“For insurance, consumer data is fundamental, as is its proliferation and use of it. A lot of the time public trust and the perceptions of how personal data is being collected falls far short of the extent to which it is being used by firms at the moment,” said Lawrence Finkle.
Mr Finkle said there is a lot that professional bodies such as the CII can do without requiring new regulation. For example, recently the CII convened their own ‘Digital Ethics in Insurance and Personal Finance’ forum, drawing expertise from across insurance, financial planning, policy and the wider tech sector..
Craig Tracey said he was nervous about the Government’s involvement in trying to regulate the digital sphere as it can prevent technical innovation from flourishing.
“It’s very difficult to try to put things in place [in terms of regulation] that haven’t happened yet. My worry is that we over scrutinise things and don’t allow those industries to grow.”
He admitted that for most members of parliament, advanced technology is a difficult subject.
“Sometimes when legislation comes before us it is completely alien.”
It is for this reason, remarked the MP, that getting opinions on these areas by new generation to shape government thinking is “vital.”
The panel agreed that going forward the industry must shift its reputation.
Seth Williams said an emphasis on the number of jobs created by the industry, especially those outside of London, will help change the narrative. He predicted that this message will be especially important “if we are facing a Labour government that may have a bias against financial services.”
He continued: “Whether it is a Labour government or a rebooted version of the one we have now, at some point after Brexit there will be some form of stability. I don’t think either of them will be far from pursuing the ‘transparency and fairness’ agenda. It will be extreme in some cases – not only because understanding the intricacies of financial services is quite low.”
Williams emphasised that the sector needs to understand that the long-term interest of consumers aligns with the long-term interest of their businesses.
Craig Tracey said that ahead of Brexit is an ideal time to reshape the industry: “The Brexit debate gives the insurance industry the landscape with which to reinvent itself. I think it is such a shame that you tend not to hear all the good stuff that the industry is doing.”

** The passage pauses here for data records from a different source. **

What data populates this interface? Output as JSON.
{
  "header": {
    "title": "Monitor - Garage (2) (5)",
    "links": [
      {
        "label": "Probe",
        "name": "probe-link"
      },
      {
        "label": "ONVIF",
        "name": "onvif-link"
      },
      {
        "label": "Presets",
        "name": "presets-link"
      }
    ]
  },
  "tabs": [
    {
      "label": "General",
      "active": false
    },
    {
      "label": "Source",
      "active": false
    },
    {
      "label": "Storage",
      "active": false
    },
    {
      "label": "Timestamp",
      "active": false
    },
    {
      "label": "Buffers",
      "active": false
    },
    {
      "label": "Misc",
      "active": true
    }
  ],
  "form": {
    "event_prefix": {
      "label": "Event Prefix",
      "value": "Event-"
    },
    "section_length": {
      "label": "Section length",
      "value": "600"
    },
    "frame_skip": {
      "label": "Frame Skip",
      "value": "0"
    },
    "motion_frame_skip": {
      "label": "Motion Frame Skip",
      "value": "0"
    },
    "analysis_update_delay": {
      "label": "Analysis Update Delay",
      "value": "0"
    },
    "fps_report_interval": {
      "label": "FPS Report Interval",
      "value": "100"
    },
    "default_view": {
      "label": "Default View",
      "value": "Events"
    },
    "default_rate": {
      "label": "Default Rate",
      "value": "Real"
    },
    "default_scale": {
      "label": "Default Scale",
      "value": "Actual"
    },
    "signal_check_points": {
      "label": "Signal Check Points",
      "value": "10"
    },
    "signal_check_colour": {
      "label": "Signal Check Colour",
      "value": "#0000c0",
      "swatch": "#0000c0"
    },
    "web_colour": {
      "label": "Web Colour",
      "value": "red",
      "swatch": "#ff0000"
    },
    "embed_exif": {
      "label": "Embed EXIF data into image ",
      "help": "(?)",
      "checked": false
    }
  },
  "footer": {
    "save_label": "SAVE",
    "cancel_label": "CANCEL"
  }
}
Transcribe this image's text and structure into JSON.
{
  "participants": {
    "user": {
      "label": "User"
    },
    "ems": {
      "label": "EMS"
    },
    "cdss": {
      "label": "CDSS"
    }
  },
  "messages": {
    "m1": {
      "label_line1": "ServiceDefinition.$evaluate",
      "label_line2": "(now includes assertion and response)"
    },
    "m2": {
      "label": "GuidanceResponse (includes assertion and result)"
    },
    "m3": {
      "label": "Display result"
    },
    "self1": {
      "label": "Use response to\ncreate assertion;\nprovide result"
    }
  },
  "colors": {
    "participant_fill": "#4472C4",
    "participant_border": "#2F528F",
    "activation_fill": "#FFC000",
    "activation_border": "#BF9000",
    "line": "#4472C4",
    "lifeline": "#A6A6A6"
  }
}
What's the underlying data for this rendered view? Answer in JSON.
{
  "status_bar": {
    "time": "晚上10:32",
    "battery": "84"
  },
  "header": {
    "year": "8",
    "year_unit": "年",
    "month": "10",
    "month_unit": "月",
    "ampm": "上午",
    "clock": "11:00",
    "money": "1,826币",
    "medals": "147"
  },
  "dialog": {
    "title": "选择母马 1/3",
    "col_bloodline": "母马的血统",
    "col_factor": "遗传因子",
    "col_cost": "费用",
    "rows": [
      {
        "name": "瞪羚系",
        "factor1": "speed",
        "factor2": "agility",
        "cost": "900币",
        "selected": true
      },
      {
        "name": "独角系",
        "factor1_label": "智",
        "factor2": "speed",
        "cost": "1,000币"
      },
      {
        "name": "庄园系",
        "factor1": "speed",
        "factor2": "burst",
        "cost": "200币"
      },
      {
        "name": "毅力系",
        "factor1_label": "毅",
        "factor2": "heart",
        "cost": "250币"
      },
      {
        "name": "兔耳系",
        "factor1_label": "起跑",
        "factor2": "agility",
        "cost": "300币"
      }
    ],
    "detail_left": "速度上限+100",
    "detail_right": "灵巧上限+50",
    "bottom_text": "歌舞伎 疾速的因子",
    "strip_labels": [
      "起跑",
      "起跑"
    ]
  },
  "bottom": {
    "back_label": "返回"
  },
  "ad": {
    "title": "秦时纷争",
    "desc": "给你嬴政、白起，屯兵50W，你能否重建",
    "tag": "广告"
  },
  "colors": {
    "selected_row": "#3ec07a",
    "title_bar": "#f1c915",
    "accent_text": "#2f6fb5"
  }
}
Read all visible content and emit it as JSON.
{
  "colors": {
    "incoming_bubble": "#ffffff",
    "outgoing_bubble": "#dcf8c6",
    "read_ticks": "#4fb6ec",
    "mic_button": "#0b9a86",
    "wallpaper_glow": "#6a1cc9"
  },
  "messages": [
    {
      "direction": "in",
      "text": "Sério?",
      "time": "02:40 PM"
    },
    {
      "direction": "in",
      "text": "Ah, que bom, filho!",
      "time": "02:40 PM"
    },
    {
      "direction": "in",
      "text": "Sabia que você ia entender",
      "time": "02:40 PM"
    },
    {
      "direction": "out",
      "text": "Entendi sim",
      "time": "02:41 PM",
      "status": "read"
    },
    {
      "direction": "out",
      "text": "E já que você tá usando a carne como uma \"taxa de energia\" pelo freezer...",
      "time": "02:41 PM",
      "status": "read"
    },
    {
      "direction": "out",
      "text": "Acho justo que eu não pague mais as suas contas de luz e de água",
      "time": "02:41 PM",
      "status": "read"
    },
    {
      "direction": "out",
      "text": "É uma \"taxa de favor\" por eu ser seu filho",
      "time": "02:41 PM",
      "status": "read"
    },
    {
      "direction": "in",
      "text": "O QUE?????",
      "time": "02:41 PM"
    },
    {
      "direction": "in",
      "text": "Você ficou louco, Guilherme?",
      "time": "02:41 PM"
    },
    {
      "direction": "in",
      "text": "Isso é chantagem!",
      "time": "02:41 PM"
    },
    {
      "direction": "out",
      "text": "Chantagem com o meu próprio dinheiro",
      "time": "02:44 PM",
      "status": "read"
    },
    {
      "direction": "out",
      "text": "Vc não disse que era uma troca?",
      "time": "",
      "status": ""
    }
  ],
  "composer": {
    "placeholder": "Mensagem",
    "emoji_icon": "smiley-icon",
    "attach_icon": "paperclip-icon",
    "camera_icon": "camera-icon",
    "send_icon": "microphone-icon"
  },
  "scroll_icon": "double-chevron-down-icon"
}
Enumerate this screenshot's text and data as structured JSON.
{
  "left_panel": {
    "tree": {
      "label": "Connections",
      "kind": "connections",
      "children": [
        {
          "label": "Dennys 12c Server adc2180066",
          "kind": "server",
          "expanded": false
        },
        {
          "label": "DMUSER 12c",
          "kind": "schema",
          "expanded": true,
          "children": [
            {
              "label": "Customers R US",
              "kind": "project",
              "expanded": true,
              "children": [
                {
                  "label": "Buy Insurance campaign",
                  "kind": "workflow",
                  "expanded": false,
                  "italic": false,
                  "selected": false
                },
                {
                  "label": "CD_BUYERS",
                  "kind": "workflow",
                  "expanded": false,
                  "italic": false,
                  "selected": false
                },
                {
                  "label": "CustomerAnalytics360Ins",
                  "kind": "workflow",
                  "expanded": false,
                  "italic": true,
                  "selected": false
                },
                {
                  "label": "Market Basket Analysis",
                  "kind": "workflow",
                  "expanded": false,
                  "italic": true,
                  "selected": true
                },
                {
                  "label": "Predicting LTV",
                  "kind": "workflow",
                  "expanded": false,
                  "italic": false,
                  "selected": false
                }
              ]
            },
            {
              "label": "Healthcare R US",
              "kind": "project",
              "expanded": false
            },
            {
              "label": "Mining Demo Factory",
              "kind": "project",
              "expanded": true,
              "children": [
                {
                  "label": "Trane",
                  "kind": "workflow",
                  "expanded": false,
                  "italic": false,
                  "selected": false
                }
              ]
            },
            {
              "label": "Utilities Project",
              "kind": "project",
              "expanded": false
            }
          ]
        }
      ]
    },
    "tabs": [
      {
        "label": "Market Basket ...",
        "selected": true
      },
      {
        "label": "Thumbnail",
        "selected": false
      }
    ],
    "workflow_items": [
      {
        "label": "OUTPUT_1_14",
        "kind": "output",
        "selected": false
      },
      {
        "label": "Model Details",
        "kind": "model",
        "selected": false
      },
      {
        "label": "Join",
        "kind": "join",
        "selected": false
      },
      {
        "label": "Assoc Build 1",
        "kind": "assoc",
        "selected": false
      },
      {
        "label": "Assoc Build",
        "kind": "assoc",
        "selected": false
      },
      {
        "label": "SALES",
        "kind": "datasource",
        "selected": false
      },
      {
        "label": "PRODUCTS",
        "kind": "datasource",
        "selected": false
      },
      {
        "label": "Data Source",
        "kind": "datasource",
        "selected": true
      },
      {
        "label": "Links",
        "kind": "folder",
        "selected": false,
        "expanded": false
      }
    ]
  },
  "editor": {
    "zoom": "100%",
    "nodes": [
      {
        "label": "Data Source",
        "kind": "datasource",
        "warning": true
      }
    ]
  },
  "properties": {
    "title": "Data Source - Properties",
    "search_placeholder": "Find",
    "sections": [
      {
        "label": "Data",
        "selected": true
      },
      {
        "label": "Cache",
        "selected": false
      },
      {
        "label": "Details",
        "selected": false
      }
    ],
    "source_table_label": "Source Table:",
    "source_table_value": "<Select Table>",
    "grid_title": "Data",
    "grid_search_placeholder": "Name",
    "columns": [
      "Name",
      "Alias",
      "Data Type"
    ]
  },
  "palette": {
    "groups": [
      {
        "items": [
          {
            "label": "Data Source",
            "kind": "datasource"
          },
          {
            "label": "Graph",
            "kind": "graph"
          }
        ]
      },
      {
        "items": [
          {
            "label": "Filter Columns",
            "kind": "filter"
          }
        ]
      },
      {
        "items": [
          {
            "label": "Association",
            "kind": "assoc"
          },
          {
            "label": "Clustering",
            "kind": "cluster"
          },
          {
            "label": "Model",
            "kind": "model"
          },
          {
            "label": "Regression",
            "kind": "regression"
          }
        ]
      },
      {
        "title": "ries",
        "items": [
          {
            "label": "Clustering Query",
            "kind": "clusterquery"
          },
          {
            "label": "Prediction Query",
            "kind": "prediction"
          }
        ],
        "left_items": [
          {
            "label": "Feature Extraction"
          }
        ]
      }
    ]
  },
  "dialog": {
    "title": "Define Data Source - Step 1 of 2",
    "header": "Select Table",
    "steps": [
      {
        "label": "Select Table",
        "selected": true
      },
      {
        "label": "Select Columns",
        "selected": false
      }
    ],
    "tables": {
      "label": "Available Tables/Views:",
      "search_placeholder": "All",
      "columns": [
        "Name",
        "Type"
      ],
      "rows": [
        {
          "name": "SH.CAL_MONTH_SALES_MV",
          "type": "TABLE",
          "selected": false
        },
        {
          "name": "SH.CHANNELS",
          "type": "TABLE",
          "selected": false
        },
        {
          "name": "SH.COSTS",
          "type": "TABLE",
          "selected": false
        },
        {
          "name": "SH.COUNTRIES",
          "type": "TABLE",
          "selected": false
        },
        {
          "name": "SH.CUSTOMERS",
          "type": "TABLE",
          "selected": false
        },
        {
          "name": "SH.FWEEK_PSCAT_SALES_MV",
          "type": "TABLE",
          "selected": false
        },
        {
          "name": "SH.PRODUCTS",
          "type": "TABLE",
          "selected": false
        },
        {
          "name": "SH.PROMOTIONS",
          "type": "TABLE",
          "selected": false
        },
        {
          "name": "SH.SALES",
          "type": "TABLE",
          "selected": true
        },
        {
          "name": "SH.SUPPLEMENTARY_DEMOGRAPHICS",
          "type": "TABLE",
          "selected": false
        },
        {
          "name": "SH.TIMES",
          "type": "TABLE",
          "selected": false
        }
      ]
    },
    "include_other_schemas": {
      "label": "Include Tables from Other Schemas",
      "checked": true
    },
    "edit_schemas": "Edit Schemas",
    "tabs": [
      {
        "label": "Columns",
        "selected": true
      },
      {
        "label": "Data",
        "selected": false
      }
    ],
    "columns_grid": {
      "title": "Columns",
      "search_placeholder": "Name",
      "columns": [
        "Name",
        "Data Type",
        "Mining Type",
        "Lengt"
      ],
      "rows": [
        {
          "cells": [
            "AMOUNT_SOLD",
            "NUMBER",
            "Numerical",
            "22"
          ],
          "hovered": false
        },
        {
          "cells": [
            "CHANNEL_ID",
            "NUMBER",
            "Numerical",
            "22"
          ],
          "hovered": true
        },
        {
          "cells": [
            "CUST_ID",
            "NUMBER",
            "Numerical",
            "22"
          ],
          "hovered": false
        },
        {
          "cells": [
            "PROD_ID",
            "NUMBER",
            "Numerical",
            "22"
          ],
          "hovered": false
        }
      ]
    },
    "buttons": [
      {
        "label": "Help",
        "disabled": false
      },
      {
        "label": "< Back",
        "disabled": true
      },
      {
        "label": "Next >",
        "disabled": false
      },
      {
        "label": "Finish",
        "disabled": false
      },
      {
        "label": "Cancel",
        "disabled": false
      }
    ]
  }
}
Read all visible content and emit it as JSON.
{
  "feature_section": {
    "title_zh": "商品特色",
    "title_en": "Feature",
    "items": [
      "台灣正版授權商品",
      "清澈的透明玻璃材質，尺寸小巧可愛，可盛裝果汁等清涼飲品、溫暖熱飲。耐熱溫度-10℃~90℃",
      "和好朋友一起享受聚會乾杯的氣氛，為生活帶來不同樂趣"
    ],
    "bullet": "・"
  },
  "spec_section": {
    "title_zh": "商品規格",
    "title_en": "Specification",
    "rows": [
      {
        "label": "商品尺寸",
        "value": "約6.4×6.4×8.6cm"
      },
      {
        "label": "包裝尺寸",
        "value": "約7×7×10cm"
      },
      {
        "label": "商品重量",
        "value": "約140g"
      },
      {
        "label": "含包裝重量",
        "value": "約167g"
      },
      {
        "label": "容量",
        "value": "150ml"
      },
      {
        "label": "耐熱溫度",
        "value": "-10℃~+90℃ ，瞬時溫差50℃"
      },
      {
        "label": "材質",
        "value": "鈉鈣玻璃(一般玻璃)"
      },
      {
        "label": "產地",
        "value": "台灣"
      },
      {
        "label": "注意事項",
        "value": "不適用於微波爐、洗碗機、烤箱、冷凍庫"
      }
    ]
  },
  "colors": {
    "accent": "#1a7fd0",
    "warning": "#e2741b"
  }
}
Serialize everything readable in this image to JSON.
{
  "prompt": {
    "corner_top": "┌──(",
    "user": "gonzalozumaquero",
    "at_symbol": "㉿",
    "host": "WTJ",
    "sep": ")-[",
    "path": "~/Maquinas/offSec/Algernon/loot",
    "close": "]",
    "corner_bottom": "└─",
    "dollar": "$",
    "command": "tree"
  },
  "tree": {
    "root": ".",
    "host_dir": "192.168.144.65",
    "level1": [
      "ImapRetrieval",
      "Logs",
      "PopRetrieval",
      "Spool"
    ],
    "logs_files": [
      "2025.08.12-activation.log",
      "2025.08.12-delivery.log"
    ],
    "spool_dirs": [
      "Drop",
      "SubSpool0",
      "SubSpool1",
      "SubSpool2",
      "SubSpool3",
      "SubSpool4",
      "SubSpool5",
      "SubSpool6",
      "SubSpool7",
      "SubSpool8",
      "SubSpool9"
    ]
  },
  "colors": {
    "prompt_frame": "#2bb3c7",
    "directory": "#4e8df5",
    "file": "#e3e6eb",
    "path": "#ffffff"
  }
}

“We are at such a landmark time around [Brexit] that there is a big opportunity to get a lot of new thinking into government and around the industry. When you say to the Treasury that insurance is contributing £12billion in tax revenues, they take that very seriously.”